What is a Neural Network?
An artificial neural network learning algorithm, or neural network, or just neural net
, is a computational learning system that uses a network of functions to understand and translate a data input of one form into a desired output, usually in another form. The concept of the artificial neural network was inspired by human biology and the way neurons of the human brain function together to understand inputs from human senses.
Neural networks are just one of many tools and approaches used in machine learning algorithms. The neural network itself may be used as a piece in many different machine learning algorithms to process complex data inputs into a space that computers can understand.
Neural networks are being applied to many real-life problems today, including speech and image recognition, spam email filtering, finance, and medical diagnosis, to name a few.
How Does a Neural Network Work?
Machine learning algorithms that use neural networks generally do not need to be programmed with specific rules that define what to expect from the input. The neural net learning algorithm instead learns from processing many labeled examples (i.e. data with with "answers") that are supplied during training and using this answer key to learn what characteristics of the input are needed to construct the correct output. Once a sufficient number of examples have been processed, the neural network can begin to process new, unseen inputs and successfully return accurate results. The more examples and variety of inputs the program sees, the more accurate the results typically become because the program learns with experience.

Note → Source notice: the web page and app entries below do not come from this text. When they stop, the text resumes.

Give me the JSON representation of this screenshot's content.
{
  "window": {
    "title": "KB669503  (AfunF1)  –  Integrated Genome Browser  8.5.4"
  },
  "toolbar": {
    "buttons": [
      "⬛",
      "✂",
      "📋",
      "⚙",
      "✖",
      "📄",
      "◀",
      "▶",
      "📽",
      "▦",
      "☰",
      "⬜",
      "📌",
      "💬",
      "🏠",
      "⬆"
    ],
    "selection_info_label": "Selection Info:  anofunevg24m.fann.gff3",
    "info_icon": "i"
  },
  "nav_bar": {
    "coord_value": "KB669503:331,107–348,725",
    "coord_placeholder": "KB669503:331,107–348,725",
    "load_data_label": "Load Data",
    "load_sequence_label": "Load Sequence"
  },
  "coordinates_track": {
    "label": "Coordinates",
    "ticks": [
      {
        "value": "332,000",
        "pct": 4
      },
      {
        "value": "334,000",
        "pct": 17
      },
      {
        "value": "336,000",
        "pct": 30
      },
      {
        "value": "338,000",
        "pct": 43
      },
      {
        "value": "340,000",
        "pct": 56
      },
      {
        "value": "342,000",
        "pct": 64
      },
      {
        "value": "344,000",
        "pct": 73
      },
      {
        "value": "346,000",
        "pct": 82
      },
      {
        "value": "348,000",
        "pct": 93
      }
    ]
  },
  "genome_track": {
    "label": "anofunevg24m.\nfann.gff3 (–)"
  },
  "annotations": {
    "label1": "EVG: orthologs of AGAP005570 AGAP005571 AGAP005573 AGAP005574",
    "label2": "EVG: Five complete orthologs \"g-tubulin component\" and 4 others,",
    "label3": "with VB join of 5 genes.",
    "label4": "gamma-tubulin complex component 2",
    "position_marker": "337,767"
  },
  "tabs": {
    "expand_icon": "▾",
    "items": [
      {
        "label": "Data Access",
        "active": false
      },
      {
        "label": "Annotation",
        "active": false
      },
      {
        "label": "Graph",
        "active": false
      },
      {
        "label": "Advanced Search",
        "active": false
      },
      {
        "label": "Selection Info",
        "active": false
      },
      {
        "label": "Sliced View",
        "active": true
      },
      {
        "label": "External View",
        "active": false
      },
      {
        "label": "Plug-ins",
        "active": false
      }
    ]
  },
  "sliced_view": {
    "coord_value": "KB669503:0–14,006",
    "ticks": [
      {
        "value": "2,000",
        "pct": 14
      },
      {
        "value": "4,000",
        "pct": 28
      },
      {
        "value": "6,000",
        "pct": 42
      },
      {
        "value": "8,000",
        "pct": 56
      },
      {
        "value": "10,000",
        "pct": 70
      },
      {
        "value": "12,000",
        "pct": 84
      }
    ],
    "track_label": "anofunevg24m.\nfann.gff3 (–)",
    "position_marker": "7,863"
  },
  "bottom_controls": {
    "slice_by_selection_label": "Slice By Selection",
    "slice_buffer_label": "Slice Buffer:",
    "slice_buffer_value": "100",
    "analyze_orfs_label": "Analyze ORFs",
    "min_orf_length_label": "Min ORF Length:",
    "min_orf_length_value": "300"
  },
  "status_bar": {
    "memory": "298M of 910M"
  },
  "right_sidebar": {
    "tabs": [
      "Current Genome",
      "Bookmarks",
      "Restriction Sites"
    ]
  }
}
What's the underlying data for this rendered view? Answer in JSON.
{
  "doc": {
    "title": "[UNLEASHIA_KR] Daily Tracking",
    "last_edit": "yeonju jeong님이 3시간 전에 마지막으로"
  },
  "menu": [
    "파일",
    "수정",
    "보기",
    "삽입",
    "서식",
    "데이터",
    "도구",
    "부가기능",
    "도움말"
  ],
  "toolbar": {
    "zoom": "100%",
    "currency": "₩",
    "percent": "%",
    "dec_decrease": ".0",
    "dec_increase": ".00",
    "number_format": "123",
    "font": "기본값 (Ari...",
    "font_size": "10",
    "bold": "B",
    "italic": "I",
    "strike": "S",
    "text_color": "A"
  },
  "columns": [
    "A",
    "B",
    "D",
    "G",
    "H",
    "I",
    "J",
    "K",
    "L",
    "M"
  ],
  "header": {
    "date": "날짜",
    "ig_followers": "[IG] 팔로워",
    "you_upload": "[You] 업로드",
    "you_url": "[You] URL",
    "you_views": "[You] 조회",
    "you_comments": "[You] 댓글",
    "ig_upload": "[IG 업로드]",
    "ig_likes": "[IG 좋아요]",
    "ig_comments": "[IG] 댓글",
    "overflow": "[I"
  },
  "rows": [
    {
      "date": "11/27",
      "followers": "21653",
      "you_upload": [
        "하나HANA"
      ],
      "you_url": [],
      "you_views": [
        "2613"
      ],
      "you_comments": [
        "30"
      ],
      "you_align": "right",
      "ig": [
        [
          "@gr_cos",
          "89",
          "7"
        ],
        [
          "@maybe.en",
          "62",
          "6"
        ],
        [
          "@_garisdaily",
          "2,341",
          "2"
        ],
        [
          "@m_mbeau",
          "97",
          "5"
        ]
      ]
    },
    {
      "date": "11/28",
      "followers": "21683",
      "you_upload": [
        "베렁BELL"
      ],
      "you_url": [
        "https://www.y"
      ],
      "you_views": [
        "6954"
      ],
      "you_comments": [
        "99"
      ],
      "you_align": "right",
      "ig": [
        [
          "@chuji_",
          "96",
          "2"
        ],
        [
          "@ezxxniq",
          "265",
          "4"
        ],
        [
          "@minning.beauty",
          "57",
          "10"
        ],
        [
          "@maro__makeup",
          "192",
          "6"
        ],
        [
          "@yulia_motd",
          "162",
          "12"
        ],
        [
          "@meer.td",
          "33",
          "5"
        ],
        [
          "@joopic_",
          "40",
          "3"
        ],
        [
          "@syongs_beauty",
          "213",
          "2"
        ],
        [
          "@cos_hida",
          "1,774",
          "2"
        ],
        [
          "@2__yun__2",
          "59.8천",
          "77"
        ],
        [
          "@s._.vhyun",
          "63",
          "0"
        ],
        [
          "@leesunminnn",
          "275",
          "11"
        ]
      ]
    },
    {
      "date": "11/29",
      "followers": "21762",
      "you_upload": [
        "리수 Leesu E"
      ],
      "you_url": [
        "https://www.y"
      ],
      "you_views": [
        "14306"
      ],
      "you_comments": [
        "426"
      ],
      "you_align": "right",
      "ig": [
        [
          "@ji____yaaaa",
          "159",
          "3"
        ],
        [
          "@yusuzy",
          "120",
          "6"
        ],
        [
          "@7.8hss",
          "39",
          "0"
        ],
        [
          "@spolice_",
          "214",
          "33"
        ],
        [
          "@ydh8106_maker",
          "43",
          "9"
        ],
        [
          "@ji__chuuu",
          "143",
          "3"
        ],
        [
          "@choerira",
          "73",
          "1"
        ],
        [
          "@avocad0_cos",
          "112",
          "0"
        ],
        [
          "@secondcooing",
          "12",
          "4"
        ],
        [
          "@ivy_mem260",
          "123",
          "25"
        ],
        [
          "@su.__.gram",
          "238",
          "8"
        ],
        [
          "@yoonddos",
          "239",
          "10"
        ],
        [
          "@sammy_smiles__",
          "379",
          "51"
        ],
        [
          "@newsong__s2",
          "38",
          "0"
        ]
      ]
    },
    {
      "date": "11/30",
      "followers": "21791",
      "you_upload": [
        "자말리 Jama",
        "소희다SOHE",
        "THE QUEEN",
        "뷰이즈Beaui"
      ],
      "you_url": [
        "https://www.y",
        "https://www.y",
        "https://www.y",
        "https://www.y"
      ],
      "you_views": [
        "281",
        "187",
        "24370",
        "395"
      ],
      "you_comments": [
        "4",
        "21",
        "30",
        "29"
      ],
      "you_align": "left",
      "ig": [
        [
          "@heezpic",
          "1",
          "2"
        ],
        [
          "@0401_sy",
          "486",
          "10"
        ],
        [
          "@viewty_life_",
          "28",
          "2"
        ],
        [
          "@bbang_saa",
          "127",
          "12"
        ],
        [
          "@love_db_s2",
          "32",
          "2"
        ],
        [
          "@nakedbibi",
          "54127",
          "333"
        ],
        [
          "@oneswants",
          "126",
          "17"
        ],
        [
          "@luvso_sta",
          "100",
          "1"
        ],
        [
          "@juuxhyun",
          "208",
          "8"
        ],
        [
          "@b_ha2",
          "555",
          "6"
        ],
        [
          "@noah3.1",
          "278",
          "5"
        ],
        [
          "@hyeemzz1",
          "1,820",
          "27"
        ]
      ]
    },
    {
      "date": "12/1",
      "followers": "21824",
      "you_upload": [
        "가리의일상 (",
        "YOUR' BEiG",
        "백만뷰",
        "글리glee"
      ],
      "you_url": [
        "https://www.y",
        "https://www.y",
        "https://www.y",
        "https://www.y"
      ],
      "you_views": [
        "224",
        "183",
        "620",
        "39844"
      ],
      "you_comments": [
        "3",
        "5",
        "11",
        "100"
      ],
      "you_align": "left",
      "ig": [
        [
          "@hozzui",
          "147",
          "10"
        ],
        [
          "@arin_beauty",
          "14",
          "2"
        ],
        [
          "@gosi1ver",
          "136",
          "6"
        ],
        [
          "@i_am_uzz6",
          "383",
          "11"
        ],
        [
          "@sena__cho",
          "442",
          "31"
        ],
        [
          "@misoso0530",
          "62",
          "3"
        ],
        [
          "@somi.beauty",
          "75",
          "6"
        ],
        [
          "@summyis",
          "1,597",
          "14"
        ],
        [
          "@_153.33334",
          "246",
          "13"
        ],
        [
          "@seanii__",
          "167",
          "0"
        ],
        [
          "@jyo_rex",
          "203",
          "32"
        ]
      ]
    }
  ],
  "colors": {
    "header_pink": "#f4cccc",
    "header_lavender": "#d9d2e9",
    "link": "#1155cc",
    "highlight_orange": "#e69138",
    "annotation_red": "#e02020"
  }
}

This concept can best be understood with an example. Imagine the "simple" problem of trying to determine whether or not an image contains a cat. While this is rather easy for a human to figure out, it is much more difficult to train a computer to identify a cat in an image using classical methods. Considering the diverse possibilities of how a cat may look in a picture, writing code to account for every scenario is almost impossible. But using machine learning, and more specifically neural networks, the program can use a generalized approach to understanding the content in an image. Using several layers of functions to decompose the image into data points and information that a computer can use, the neural network can start to identify trends that exist across the many, many examples that it processes and classify images by their similarities.
(image is taken from a Google Tech Talk by Jeff Dean at Campus Seoul on March 7, 2016)
After processing many training examples of cat images, the algorithm has a model of what elements, and their respective relationships, in an image are important to consider when deciding whether a cat is present in the picture or not. When evaluating a new image, the neural net compares the data points about the new image to its model, which is based off of all previous evaluations. It then uses some simple statistics to decides whether the image contains a cat or not based on how closely it matches the model.
In this example, the layers of functions between the input and the output are what make up the neural network. In practice, the neural network is slightly more complicated than the image above shows. The following image captures the interaction between layers slightly better, but keep in mind that there are many variations of the relationships between nodes, or artificial neurons:
Applications of Neural Networks
Neural networks can be applied to a broad range of problems and can assess many different types of input, including images, videos, files, databases, and more. They also do not require explicit programming to interpret the content of those inputs.
Because of the generalized approach to problem solving that neural networks offer, there is virtually no limit to the areas that this technique can be applied. Some common applications of neural networks today, include image/pattern recognition, self driving vehicle trajectory prediction, facial recognition, data mining, email spam filtering, medical diagnosis, and cancer research. There are many more ways that neural nets are used today, and adoption is increasing rapidly.